Picture of blood cells

Open Access research which pushes advances in bionanotechnology

Strathprints makes available scholarly Open Access content by researchers in the Strathclyde Institute of Pharmacy & Biomedical Sciences (SIPBS) , based within the Faculty of Science.

SIPBS is a major research centre in Scotland focusing on 'new medicines', 'better medicines' and 'better use of medicines'. This includes the exploration of nanoparticles and nanomedicines within the wider research agenda of bionanotechnology, in which the tools of nanotechnology are applied to solve biological problems. At SIPBS multidisciplinary approaches are also pursued to improve bioscience understanding of novel therapeutic targets with the aim of developing therapeutic interventions and the investigation, development and manufacture of drug substances and products.

Explore the Open Access research of SIPBS. Or explore all of Strathclyde's Open Access research...

Estimation of flattening coefficient for absorption and circular dichroism using simulation

Halling, Peter J. (2009) Estimation of flattening coefficient for absorption and circular dichroism using simulation. Analytical Biochemistry, 387 (1). pp. 76-81. ISSN 0003-2697

[img]
Preview
PDF (strathprints019249.pdf)
strathprints019249.pdf
Accepted Author Manuscript

Download (637kB)| Preview

    Abstract
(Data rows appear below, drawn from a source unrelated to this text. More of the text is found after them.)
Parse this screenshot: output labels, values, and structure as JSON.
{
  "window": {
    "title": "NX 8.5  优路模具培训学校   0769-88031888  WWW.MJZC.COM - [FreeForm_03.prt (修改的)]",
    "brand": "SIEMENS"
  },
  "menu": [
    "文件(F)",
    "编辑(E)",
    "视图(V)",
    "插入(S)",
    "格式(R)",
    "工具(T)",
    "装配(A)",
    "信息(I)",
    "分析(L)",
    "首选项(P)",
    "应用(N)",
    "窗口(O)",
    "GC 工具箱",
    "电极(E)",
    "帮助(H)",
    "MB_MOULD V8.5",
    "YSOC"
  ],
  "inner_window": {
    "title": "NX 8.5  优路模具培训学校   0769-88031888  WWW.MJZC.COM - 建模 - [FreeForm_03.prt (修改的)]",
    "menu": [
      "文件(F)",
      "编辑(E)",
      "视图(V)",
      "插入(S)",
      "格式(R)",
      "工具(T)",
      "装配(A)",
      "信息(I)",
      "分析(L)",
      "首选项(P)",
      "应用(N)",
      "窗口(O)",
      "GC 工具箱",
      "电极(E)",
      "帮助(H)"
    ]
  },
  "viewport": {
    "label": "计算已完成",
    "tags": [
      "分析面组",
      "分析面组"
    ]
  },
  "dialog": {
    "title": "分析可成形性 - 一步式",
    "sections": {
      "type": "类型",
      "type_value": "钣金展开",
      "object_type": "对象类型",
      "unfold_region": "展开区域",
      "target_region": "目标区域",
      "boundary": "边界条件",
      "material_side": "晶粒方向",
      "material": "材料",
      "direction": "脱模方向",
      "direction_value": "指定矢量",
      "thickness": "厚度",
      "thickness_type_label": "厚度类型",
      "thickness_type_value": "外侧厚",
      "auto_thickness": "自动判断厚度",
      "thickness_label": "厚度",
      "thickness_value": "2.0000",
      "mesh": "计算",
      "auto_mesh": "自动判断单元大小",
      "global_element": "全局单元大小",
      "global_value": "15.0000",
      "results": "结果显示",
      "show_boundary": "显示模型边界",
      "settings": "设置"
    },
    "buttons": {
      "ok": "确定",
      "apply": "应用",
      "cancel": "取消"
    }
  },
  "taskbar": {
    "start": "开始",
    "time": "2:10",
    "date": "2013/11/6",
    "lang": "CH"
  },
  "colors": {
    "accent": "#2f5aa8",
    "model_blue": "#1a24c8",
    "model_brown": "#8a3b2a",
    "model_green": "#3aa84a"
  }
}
    The absorbance and circular dichroism (CD) of suspensions is lower than if the same amount of chromophore were uniformly distributed throughout the medium. Several mathematical treatments of this absorption flattening phenomenon have been presented using various assumptions and approximations. This article demonstrates an alternative simulation approach that allows relaxation of assumptions. On current desktop computers, the algorithm runs quickly with enough particles and light paths considered to get answers that are usually accurate to better than 3%. Results from the simulation agree with the most popular analytical model for 0.01 volume fraction of particles, showing that the extent of flattening depends mainly on the absorbance through a particle diameter. Unlike previous models, the simulation can show that flattening is significantly lower when volume fraction increases to 0.1 but is higher when the particles have a size distribution. The simulation can predict the slope of the nearly linear relationship between flattening of CD and the absorbance of the suspension. This provides a method to correct experimental CD data where volume fraction and particle size are known.